“The argument that Palestine should forego the ICC because it would harm peace talks rings hollow when 20 years of talks have brought neither peace nor justice to victims of war crimes,” said Joe Stork, deputy Middle East director at Human Rights Watch. “People who want to end the lack of accountability in Palestine and deter future abuse should urge President Abbas to seek access to the ICC.”

The ICC’s jurisdiction would cover serious crimes under international law committed on or from Palestinian territory, such as torture and indiscriminate attacks on civilians, whether committed by Palestinian authorities or armed groups or the Israeli military.

The ICC’s statute also classifies as a war crime the “direct or indirect” transfer of civilians by an occupying power into occupied territory – a category that would include the Israeli government’s facilitation of the transfer of its citizens into settlements. Another war crime under the statute is the “forcible transfer” of protected people in an occupied territory – in this case Palestinians – off their lands, such as by demolishing their homes and preventing them from returning. 

Since Benjamin Netanyahu became Israel’s prime minister in 2009, Israel has begun construction on more than 9,480 settlement homes. Israeli demolitions during the same period left more than 4,600 Palestinians homeless. Both trends accelerated in 2013: 2,534 settlement housing starts in 2013 represented an increase of more than 220 percent over 2012, and demolitions that left 1,103 Palestinians homeless were up by almost 25 percent. 
In February 2014, the International Committee for the Red Cross stopped delivering emergency shelters to Palestinians in the Jordan Valley, whose homes the Israeli military had demolished, because the Israeli military repeatedly confiscated or demolished the shelters.

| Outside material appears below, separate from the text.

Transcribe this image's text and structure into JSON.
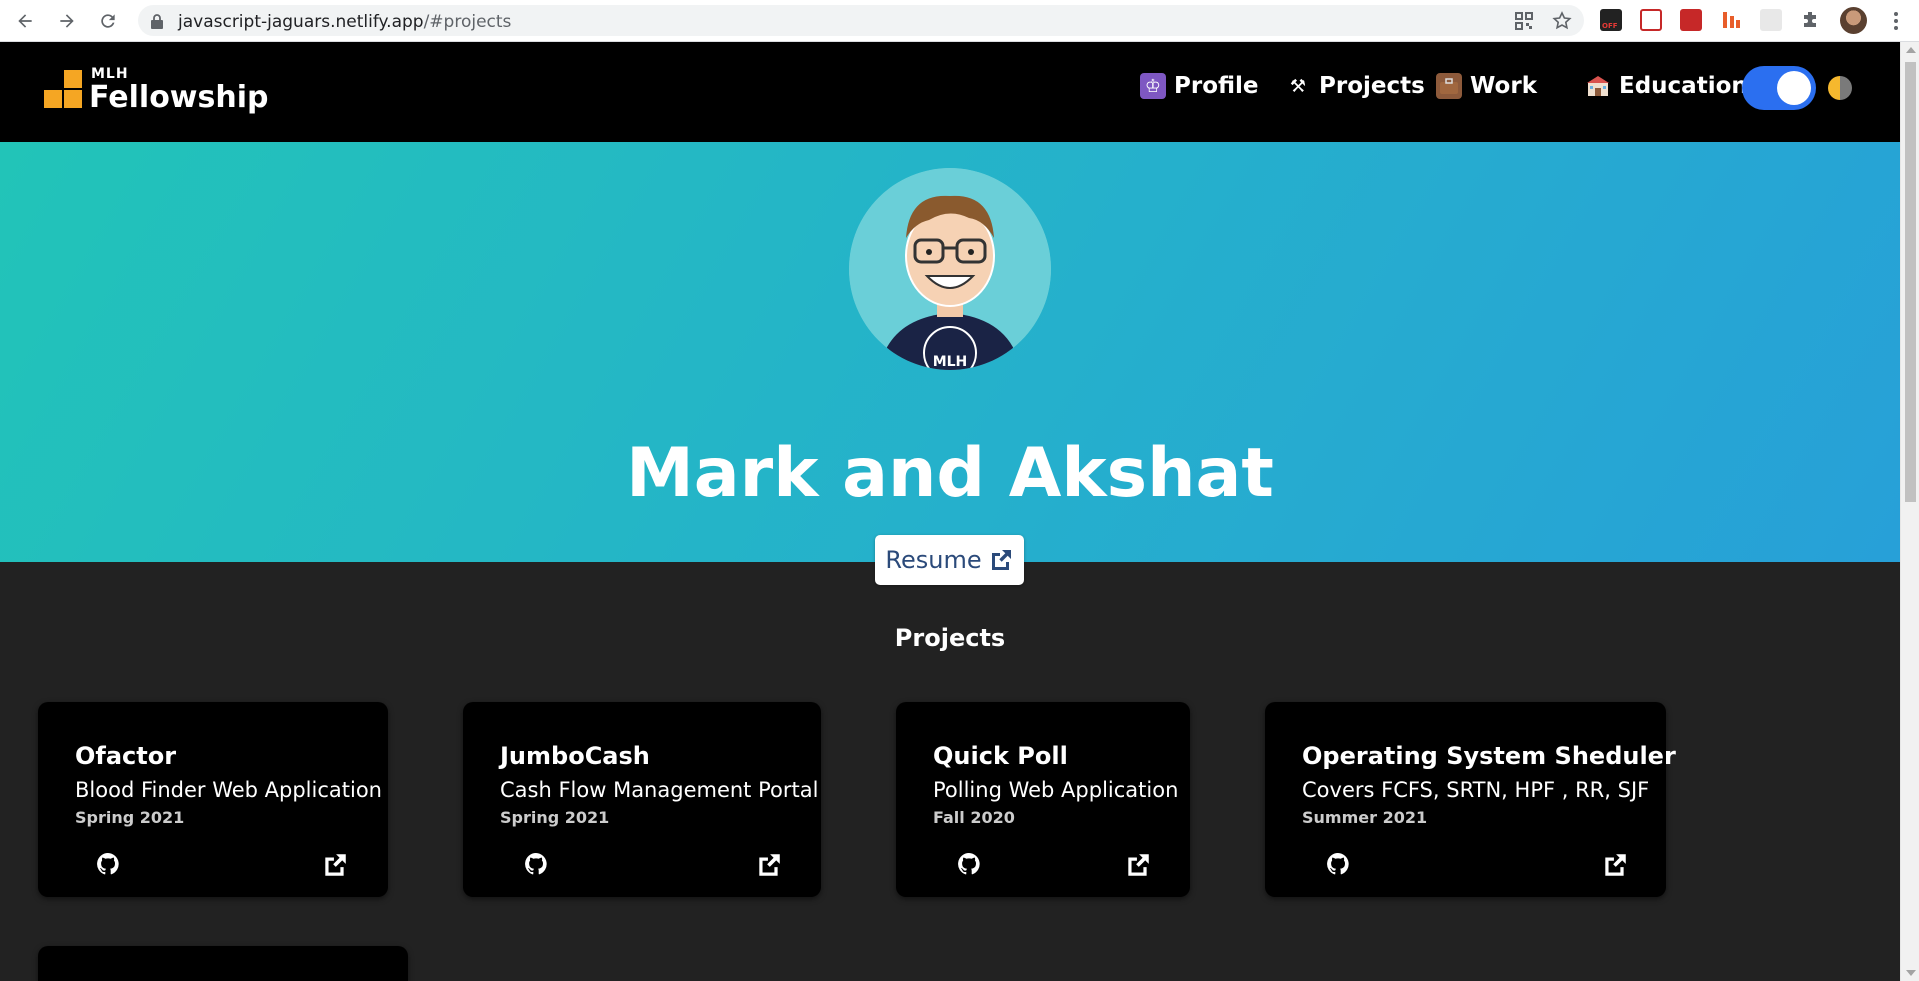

Palestine could request the ICC’s jurisdiction by acceding to the court’s Rome Statute, in which case the court could exercise jurisdiction after the accession took effect. In addition, Palestine could submit a declaration accepting the court’s jurisdiction starting from any date since the ICC treaty entered into force in 2002.

Palestinian officials submitted a declaration recognizing the ICC’s jurisdiction in January 2009, but the Office of the Prosecutor later determined that the declaration “was not validly lodged” because of Palestine’s unclear status as a state at the time. Now that the UN General Assembly has upgraded Palestine to non-member state observer status, in November 2012, the ICC prosecutor has said that “the ball is now in the court of Palestine” to seek the ICC’s jurisdiction.
Abbas had pledged not to seek the ICC’s jurisdiction over Palestinian territory during nine months of US-brokered final status negotiations with Israel, which ended on April 29. On April 2, Palestine acceded to 20 international treaties and conventions, most relating to human rights and the laws of war, but not the ICC statute. In a vote on April 27, the Palestine Liberation Organization’s central council approved a list of dozens of other international treaties and bodies for future Palestinian accession, including the ICC, the Wall Street Journal reported.

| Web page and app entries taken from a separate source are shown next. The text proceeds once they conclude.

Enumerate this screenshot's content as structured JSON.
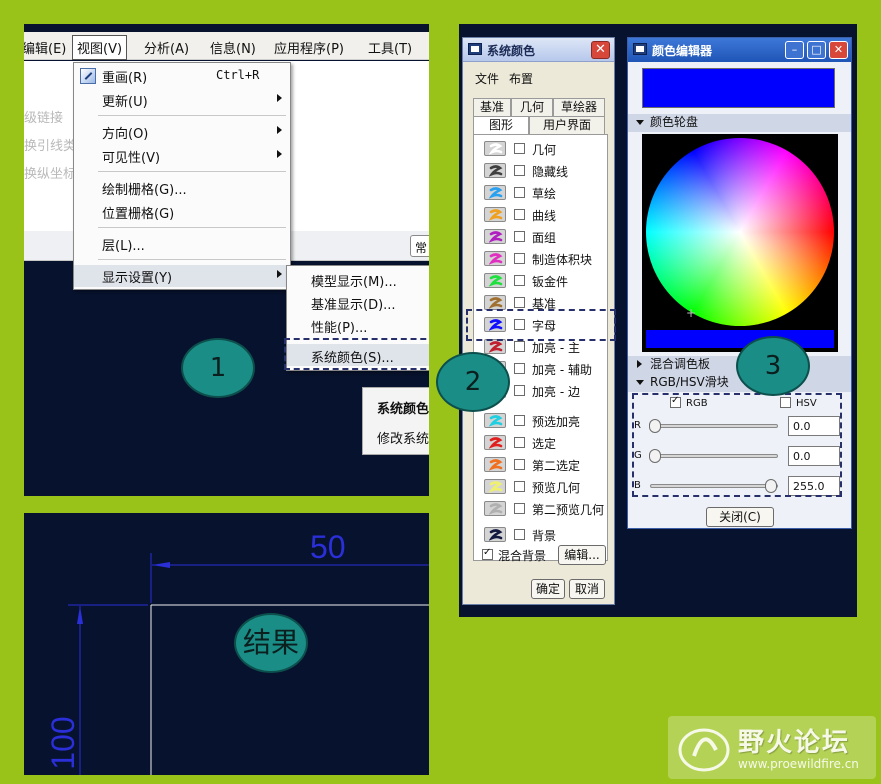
{
  "panel1": {
    "menubar": [
      "编辑(E)",
      "视图(V)",
      "分析(A)",
      "信息(N)",
      "应用程序(P)",
      "工具(T)"
    ],
    "ghost_text": [
      "级链接",
      "换引线类",
      "换纵坐标"
    ],
    "strip_button": "常",
    "view_menu": {
      "items": [
        {
          "label": "重画(R)",
          "shortcut": "Ctrl+R",
          "submenu": false
        },
        {
          "label": "更新(U)",
          "shortcut": "",
          "submenu": true
        },
        {
          "label": "方向(O)",
          "shortcut": "",
          "submenu": true
        },
        {
          "label": "可见性(V)",
          "shortcut": "",
          "submenu": true
        },
        {
          "label": "绘制栅格(G)...",
          "shortcut": "",
          "submenu": false
        },
        {
          "label": "位置栅格(G)",
          "shortcut": "",
          "submenu": false
        },
        {
          "label": "层(L)...",
          "shortcut": "",
          "submenu": false
        },
        {
          "label": "显示设置(Y)",
          "shortcut": "",
          "submenu": true
        }
      ]
    },
    "display_submenu": [
      "模型显示(M)...",
      "基准显示(D)...",
      "性能(P)...",
      "系统颜色(S)..."
    ],
    "tooltip": {
      "title": "系统颜色",
      "desc": "修改系统颜"
    }
  },
  "markers": {
    "one": "1",
    "two": "2",
    "three": "3",
    "result": "结果"
  },
  "result": {
    "dim_top": "50",
    "dim_left": "100",
    "line_color": "#2a2fd8"
  },
  "sys_colors": {
    "title": "系统颜色",
    "menu": [
      "文件",
      "布置"
    ],
    "tabs_row1": [
      "基准",
      "几何",
      "草绘器"
    ],
    "tabs_row2": [
      "图形",
      "用户界面"
    ],
    "rows": [
      {
        "label": "几何",
        "color": "#ffffff",
        "checked": false
      },
      {
        "label": "隐藏线",
        "color": "#404040",
        "checked": false
      },
      {
        "label": "草绘",
        "color": "#2aa0f0",
        "checked": false
      },
      {
        "label": "曲线",
        "color": "#f0a020",
        "checked": false
      },
      {
        "label": "面组",
        "color": "#b020c0",
        "checked": false
      },
      {
        "label": "制造体积块",
        "color": "#e030c0",
        "checked": false
      },
      {
        "label": "钣金件",
        "color": "#20e040",
        "checked": false
      },
      {
        "label": "基准",
        "color": "#a07030",
        "checked": false
      },
      {
        "label": "字母",
        "color": "#1010ff",
        "checked": false
      },
      {
        "label": "加亮 - 主",
        "color": "#c02030",
        "checked": false
      },
      {
        "label": "加亮 - 辅助",
        "color": "#f0f0f0",
        "checked": false
      },
      {
        "label": "加亮 - 边",
        "color": "#20c0c0",
        "checked": false
      },
      {
        "label": "预选加亮",
        "color": "#20d0e0",
        "checked": false
      },
      {
        "label": "选定",
        "color": "#e02020",
        "checked": false
      },
      {
        "label": "第二选定",
        "color": "#f07020",
        "checked": false
      },
      {
        "label": "预览几何",
        "color": "#f0f070",
        "checked": false
      },
      {
        "label": "第二预览几何",
        "color": "#b0b0b0",
        "checked": false
      },
      {
        "label": "背景",
        "color": "#101840",
        "checked": false
      },
      {
        "label": "混合背景",
        "color": "",
        "checked": true
      }
    ],
    "edit_button": "编辑...",
    "ok_button": "确定",
    "cancel_button": "取消"
  },
  "color_editor": {
    "title": "颜色编辑器",
    "preview_color": "#0000ff",
    "section_wheel": "颜色轮盘",
    "section_mix": "混合调色板",
    "section_sliders": "RGB/HSV滑块",
    "mode_rgb": "RGB",
    "mode_hsv": "HSV",
    "rgb_checked": true,
    "hsv_checked": false,
    "sliders": [
      {
        "label": "R",
        "value": "0.0",
        "fraction": 0.0
      },
      {
        "label": "G",
        "value": "0.0",
        "fraction": 0.0
      },
      {
        "label": "B",
        "value": "255.0",
        "fraction": 1.0
      }
    ],
    "close_button": "关闭(C)"
  },
  "watermark": {
    "text": "野火论坛",
    "url": "www.proewildfire.cn"
  }
}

“The US, Israel and others who are pressuring Palestine not to seek the ICC’s jurisdiction cannot credibly argue that continued impunity for serious international crimes will help bring the conflict to an end,” Stork said.  “We call on Abbas to go to the ICC precisely because giving it a mandate in Palestine would send a much-needed message that grave crimes will have serious consequences.”

The letter was signed by:
Addameer Prisoner Support and Human Rights Association
Al Dameer Association for Human Rights
Al-Haq
Al Mezan Center for Human Rights
Al-Quds University Human Rights Clinic

Amnesty International
Badil Resource Center for Palestinian Residency and Refugee Rights
Defense for Children International – Palestine
Ensan Center for Human Rights and Democracy
Human Rights Watch
Hurriyat Centre for Defense of Liberties and Civil Rights

International Commission of Jurists
International Federation for Human Rights (FIDH)Jerusalem Legal Aid and Human Rights Center
Palestinian Center for Human Rights
Ramallah Center for Human Rights Studies
Women’s Centre for Legal Aid and Counselling